*What to do*
Below are records to return verbatim; the pictures are to be dropped.
----- Exercise materials -----
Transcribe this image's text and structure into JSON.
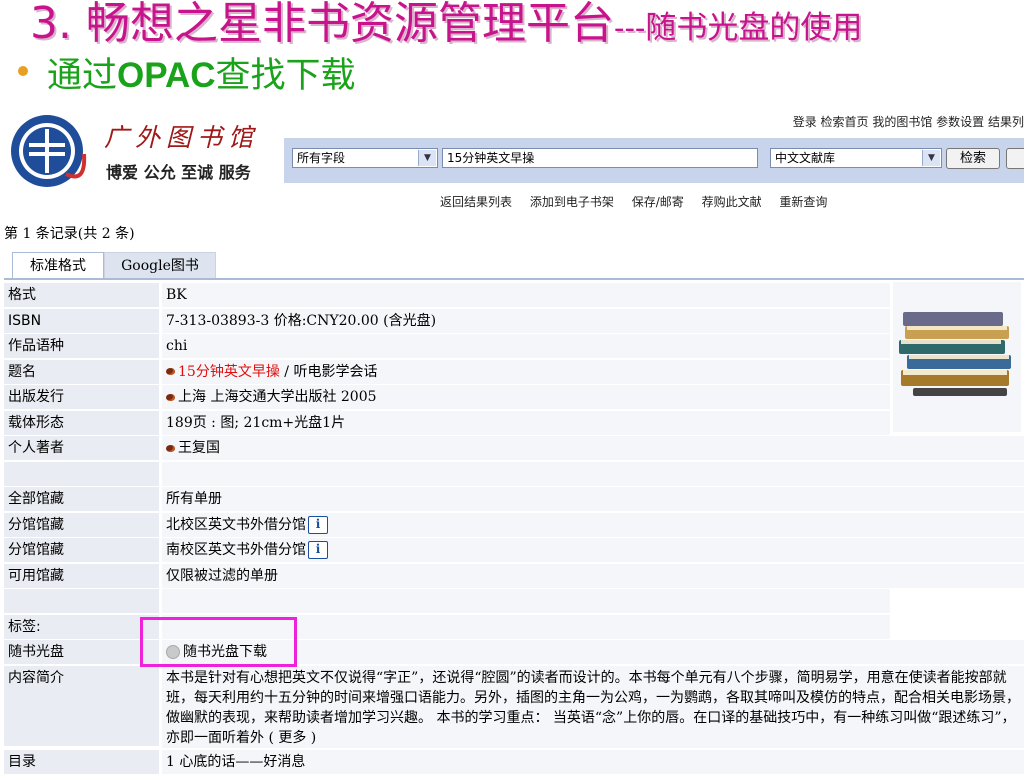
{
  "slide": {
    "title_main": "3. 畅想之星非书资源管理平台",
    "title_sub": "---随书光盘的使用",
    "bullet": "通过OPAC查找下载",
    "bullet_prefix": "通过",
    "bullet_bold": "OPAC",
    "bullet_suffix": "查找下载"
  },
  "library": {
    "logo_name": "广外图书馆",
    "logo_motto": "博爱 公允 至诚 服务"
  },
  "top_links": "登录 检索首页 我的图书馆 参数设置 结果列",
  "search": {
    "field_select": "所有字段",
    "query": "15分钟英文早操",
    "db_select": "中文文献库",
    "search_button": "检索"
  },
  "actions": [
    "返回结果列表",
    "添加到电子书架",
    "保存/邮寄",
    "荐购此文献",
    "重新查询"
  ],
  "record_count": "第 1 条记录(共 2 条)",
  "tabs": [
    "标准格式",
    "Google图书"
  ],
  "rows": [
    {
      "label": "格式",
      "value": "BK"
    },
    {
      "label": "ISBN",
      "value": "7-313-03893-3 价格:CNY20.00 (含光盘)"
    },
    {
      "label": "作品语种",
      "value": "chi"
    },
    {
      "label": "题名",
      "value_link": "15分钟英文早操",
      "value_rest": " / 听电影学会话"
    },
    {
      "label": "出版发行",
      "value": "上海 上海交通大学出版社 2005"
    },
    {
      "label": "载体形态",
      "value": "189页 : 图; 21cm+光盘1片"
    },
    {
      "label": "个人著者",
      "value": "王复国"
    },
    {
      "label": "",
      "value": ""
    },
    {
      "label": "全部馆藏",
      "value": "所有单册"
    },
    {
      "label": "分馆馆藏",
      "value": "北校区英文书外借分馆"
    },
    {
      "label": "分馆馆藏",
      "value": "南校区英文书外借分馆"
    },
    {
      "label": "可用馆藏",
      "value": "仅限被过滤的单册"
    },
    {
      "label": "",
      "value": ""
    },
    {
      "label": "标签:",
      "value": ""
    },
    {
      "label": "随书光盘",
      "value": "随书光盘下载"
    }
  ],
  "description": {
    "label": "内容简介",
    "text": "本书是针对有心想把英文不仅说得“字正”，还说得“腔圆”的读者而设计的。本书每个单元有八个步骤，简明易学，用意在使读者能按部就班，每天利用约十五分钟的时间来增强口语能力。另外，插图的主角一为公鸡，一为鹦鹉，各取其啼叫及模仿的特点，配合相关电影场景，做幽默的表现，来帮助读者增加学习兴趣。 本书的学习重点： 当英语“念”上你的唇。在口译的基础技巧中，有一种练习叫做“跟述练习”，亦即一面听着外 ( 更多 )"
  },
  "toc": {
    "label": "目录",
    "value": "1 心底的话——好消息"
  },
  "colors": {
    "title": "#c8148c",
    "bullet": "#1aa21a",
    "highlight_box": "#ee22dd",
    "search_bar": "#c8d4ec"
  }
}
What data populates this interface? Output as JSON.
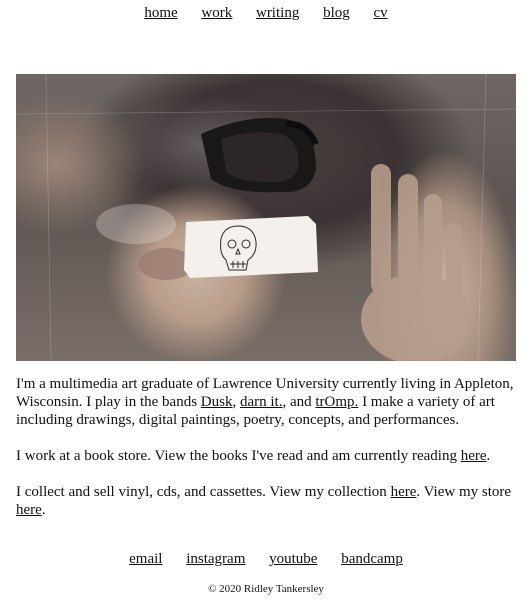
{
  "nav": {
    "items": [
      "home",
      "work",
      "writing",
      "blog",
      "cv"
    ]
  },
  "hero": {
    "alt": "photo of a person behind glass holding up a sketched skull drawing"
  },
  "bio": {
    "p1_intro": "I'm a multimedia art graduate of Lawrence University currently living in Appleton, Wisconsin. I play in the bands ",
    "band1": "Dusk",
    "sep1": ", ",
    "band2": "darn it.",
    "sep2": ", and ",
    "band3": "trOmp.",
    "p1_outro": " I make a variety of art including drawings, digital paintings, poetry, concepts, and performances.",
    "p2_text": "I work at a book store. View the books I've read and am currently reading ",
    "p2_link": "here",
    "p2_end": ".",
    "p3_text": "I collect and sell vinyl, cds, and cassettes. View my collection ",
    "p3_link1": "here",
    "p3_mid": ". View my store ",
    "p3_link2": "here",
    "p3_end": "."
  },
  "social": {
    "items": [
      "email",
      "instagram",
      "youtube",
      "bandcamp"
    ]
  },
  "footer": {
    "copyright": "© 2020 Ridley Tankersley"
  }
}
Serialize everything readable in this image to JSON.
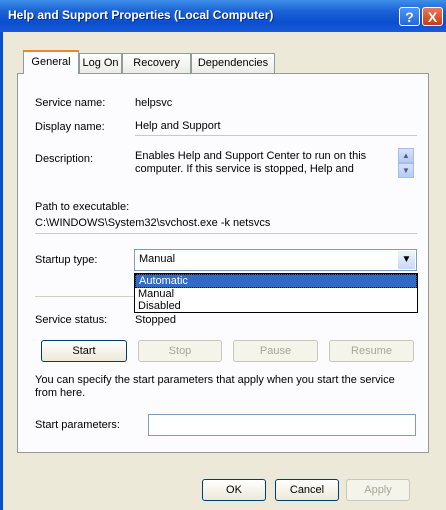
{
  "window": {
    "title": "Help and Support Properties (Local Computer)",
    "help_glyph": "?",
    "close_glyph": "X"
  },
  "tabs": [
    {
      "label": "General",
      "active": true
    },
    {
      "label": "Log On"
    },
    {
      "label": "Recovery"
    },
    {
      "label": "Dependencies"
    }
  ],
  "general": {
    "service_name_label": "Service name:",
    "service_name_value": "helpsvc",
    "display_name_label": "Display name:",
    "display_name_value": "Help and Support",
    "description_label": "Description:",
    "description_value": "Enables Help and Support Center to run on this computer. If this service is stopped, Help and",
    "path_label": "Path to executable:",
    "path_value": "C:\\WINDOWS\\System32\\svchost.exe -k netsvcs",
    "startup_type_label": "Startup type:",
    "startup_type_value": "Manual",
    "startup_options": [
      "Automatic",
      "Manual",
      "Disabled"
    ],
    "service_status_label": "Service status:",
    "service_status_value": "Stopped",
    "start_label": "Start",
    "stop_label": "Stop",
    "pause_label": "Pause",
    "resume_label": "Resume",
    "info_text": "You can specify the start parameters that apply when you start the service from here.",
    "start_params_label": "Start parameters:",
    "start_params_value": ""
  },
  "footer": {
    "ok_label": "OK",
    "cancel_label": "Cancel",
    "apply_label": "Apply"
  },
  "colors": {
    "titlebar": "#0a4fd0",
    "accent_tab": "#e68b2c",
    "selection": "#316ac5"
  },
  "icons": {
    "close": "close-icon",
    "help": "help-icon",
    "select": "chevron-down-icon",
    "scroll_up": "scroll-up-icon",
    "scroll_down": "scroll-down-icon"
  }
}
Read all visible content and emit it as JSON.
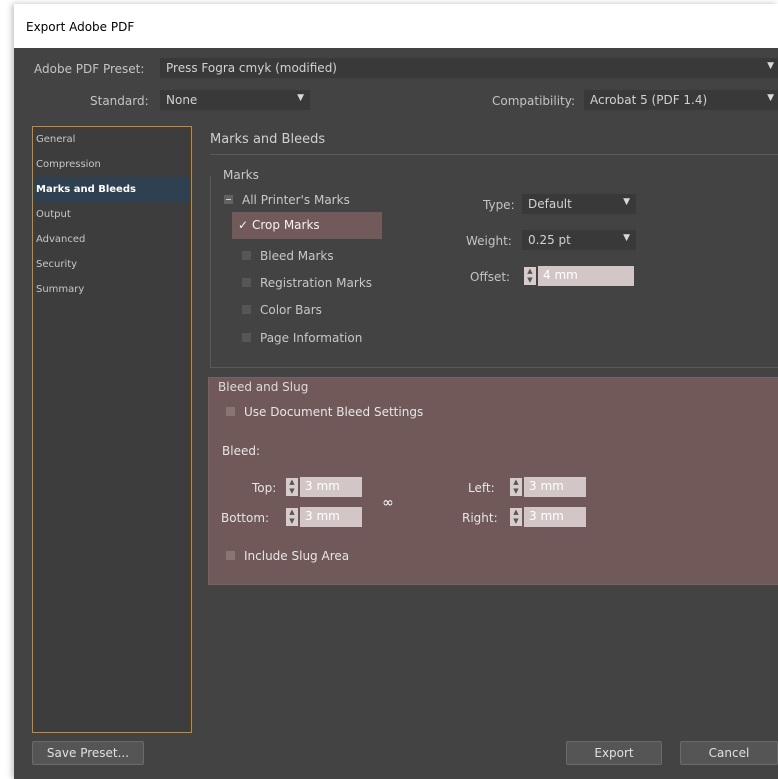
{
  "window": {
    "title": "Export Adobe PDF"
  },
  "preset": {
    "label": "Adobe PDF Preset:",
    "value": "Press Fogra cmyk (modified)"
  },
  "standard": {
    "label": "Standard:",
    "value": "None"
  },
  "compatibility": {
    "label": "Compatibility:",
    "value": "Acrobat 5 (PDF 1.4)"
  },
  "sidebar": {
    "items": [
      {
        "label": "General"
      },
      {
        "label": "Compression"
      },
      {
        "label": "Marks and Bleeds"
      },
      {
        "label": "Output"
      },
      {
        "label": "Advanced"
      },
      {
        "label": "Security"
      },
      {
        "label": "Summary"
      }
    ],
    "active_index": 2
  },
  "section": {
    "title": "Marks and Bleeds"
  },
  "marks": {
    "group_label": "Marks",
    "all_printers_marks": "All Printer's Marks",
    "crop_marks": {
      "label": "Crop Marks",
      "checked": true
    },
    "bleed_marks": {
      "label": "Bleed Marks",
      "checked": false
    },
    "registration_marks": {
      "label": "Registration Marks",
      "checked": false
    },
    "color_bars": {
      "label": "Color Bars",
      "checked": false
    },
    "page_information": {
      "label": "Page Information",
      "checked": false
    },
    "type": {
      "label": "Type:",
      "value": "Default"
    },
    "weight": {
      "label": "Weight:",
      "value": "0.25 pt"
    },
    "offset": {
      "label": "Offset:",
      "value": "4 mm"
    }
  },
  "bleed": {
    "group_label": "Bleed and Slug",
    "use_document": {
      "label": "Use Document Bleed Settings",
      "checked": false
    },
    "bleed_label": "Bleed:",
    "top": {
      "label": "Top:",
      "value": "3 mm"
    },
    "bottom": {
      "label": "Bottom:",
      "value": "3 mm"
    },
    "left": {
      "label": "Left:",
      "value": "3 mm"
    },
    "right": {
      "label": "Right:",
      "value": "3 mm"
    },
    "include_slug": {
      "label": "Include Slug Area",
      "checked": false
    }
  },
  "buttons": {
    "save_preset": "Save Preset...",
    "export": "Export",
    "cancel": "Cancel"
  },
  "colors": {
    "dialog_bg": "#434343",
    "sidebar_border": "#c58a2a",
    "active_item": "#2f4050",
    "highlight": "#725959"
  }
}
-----
*Solution for this task*
Transcribe this image's text and structure into JSON.
{
  "slide": {
    "title_main": "3. 畅想之星非书资源管理平台",
    "title_sub": "---随书光盘的使用",
    "bullet": "通过OPAC查找下载",
    "bullet_prefix": "通过",
    "bullet_bold": "OPAC",
    "bullet_suffix": "查找下载"
  },
  "library": {
    "logo_name": "广外图书馆",
    "logo_motto": "博爱 公允 至诚 服务"
  },
  "top_links": "登录 检索首页 我的图书馆 参数设置 结果列",
  "search": {
    "field_select": "所有字段",
    "query": "15分钟英文早操",
    "db_select": "中文文献库",
    "search_button": "检索"
  },
  "actions": [
    "返回结果列表",
    "添加到电子书架",
    "保存/邮寄",
    "荐购此文献",
    "重新查询"
  ],
  "record_count": "第 1 条记录(共 2 条)",
  "tabs": [
    "标准格式",
    "Google图书"
  ],
  "rows": [
    {
      "label": "格式",
      "value": "BK"
    },
    {
      "label": "ISBN",
      "value": "7-313-03893-3 价格:CNY20.00 (含光盘)"
    },
    {
      "label": "作品语种",
      "value": "chi"
    },
    {
      "label": "题名",
      "value_link": "15分钟英文早操",
      "value_rest": " / 听电影学会话"
    },
    {
      "label": "出版发行",
      "value": "上海 上海交通大学出版社 2005"
    },
    {
      "label": "载体形态",
      "value": "189页 : 图; 21cm+光盘1片"
    },
    {
      "label": "个人著者",
      "value": "王复国"
    },
    {
      "label": "",
      "value": ""
    },
    {
      "label": "全部馆藏",
      "value": "所有单册"
    },
    {
      "label": "分馆馆藏",
      "value": "北校区英文书外借分馆"
    },
    {
      "label": "分馆馆藏",
      "value": "南校区英文书外借分馆"
    },
    {
      "label": "可用馆藏",
      "value": "仅限被过滤的单册"
    },
    {
      "label": "",
      "value": ""
    },
    {
      "label": "标签:",
      "value": ""
    },
    {
      "label": "随书光盘",
      "value": "随书光盘下载"
    }
  ],
  "description": {
    "label": "内容简介",
    "text": "本书是针对有心想把英文不仅说得“字正”，还说得“腔圆”的读者而设计的。本书每个单元有八个步骤，简明易学，用意在使读者能按部就班，每天利用约十五分钟的时间来增强口语能力。另外，插图的主角一为公鸡，一为鹦鹉，各取其啼叫及模仿的特点，配合相关电影场景，做幽默的表现，来帮助读者增加学习兴趣。 本书的学习重点： 当英语“念”上你的唇。在口译的基础技巧中，有一种练习叫做“跟述练习”，亦即一面听着外 ( 更多 )"
  },
  "toc": {
    "label": "目录",
    "value": "1 心底的话——好消息"
  },
  "colors": {
    "title": "#c8148c",
    "bullet": "#1aa21a",
    "highlight_box": "#ee22dd",
    "search_bar": "#c8d4ec"
  }
}
What data populates this interface? Output as JSON.
{
  "nav": {
    "items": [
      "home",
      "work",
      "writing",
      "blog",
      "cv"
    ]
  },
  "hero": {
    "alt": "photo of a person behind glass holding up a sketched skull drawing"
  },
  "bio": {
    "p1_intro": "I'm a multimedia art graduate of Lawrence University currently living in Appleton, Wisconsin. I play in the bands ",
    "band1": "Dusk",
    "sep1": ", ",
    "band2": "darn it.",
    "sep2": ", and ",
    "band3": "trOmp.",
    "p1_outro": " I make a variety of art including drawings, digital paintings, poetry, concepts, and performances.",
    "p2_text": "I work at a book store. View the books I've read and am currently reading ",
    "p2_link": "here",
    "p2_end": ".",
    "p3_text": "I collect and sell vinyl, cds, and cassettes. View my collection ",
    "p3_link1": "here",
    "p3_mid": ". View my store ",
    "p3_link2": "here",
    "p3_end": "."
  },
  "social": {
    "items": [
      "email",
      "instagram",
      "youtube",
      "bandcamp"
    ]
  },
  "footer": {
    "copyright": "© 2020 Ridley Tankersley"
  }
}
Serialize everything readable in this image to JSON.
{
  "window": {
    "title": "Help and Support Properties (Local Computer)",
    "help_glyph": "?",
    "close_glyph": "X"
  },
  "tabs": [
    {
      "label": "General",
      "active": true
    },
    {
      "label": "Log On"
    },
    {
      "label": "Recovery"
    },
    {
      "label": "Dependencies"
    }
  ],
  "general": {
    "service_name_label": "Service name:",
    "service_name_value": "helpsvc",
    "display_name_label": "Display name:",
    "display_name_value": "Help and Support",
    "description_label": "Description:",
    "description_value": "Enables Help and Support Center to run on this computer. If this service is stopped, Help and",
    "path_label": "Path to executable:",
    "path_value": "C:\\WINDOWS\\System32\\svchost.exe -k netsvcs",
    "startup_type_label": "Startup type:",
    "startup_type_value": "Manual",
    "startup_options": [
      "Automatic",
      "Manual",
      "Disabled"
    ],
    "service_status_label": "Service status:",
    "service_status_value": "Stopped",
    "start_label": "Start",
    "stop_label": "Stop",
    "pause_label": "Pause",
    "resume_label": "Resume",
    "info_text": "You can specify the start parameters that apply when you start the service from here.",
    "start_params_label": "Start parameters:",
    "start_params_value": ""
  },
  "footer": {
    "ok_label": "OK",
    "cancel_label": "Cancel",
    "apply_label": "Apply"
  },
  "colors": {
    "titlebar": "#0a4fd0",
    "accent_tab": "#e68b2c",
    "selection": "#316ac5"
  },
  "icons": {
    "close": "close-icon",
    "help": "help-icon",
    "select": "chevron-down-icon",
    "scroll_up": "scroll-up-icon",
    "scroll_down": "scroll-down-icon"
  }
}
Read all visible content and emit it as JSON.
{
  "window": {
    "title": "Export Adobe PDF"
  },
  "preset": {
    "label": "Adobe PDF Preset:",
    "value": "Press Fogra cmyk (modified)"
  },
  "standard": {
    "label": "Standard:",
    "value": "None"
  },
  "compatibility": {
    "label": "Compatibility:",
    "value": "Acrobat 5 (PDF 1.4)"
  },
  "sidebar": {
    "items": [
      {
        "label": "General"
      },
      {
        "label": "Compression"
      },
      {
        "label": "Marks and Bleeds"
      },
      {
        "label": "Output"
      },
      {
        "label": "Advanced"
      },
      {
        "label": "Security"
      },
      {
        "label": "Summary"
      }
    ],
    "active_index": 2
  },
  "section": {
    "title": "Marks and Bleeds"
  },
  "marks": {
    "group_label": "Marks",
    "all_printers_marks": "All Printer's Marks",
    "crop_marks": {
      "label": "Crop Marks",
      "checked": true
    },
    "bleed_marks": {
      "label": "Bleed Marks",
      "checked": false
    },
    "registration_marks": {
      "label": "Registration Marks",
      "checked": false
    },
    "color_bars": {
      "label": "Color Bars",
      "checked": false
    },
    "page_information": {
      "label": "Page Information",
      "checked": false
    },
    "type": {
      "label": "Type:",
      "value": "Default"
    },
    "weight": {
      "label": "Weight:",
      "value": "0.25 pt"
    },
    "offset": {
      "label": "Offset:",
      "value": "4 mm"
    }
  },
  "bleed": {
    "group_label": "Bleed and Slug",
    "use_document": {
      "label": "Use Document Bleed Settings",
      "checked": false
    },
    "bleed_label": "Bleed:",
    "top": {
      "label": "Top:",
      "value": "3 mm"
    },
    "bottom": {
      "label": "Bottom:",
      "value": "3 mm"
    },
    "left": {
      "label": "Left:",
      "value": "3 mm"
    },
    "right": {
      "label": "Right:",
      "value": "3 mm"
    },
    "include_slug": {
      "label": "Include Slug Area",
      "checked": false
    }
  },
  "buttons": {
    "save_preset": "Save Preset...",
    "export": "Export",
    "cancel": "Cancel"
  },
  "colors": {
    "dialog_bg": "#434343",
    "sidebar_border": "#c58a2a",
    "active_item": "#2f4050",
    "highlight": "#725959"
  }
}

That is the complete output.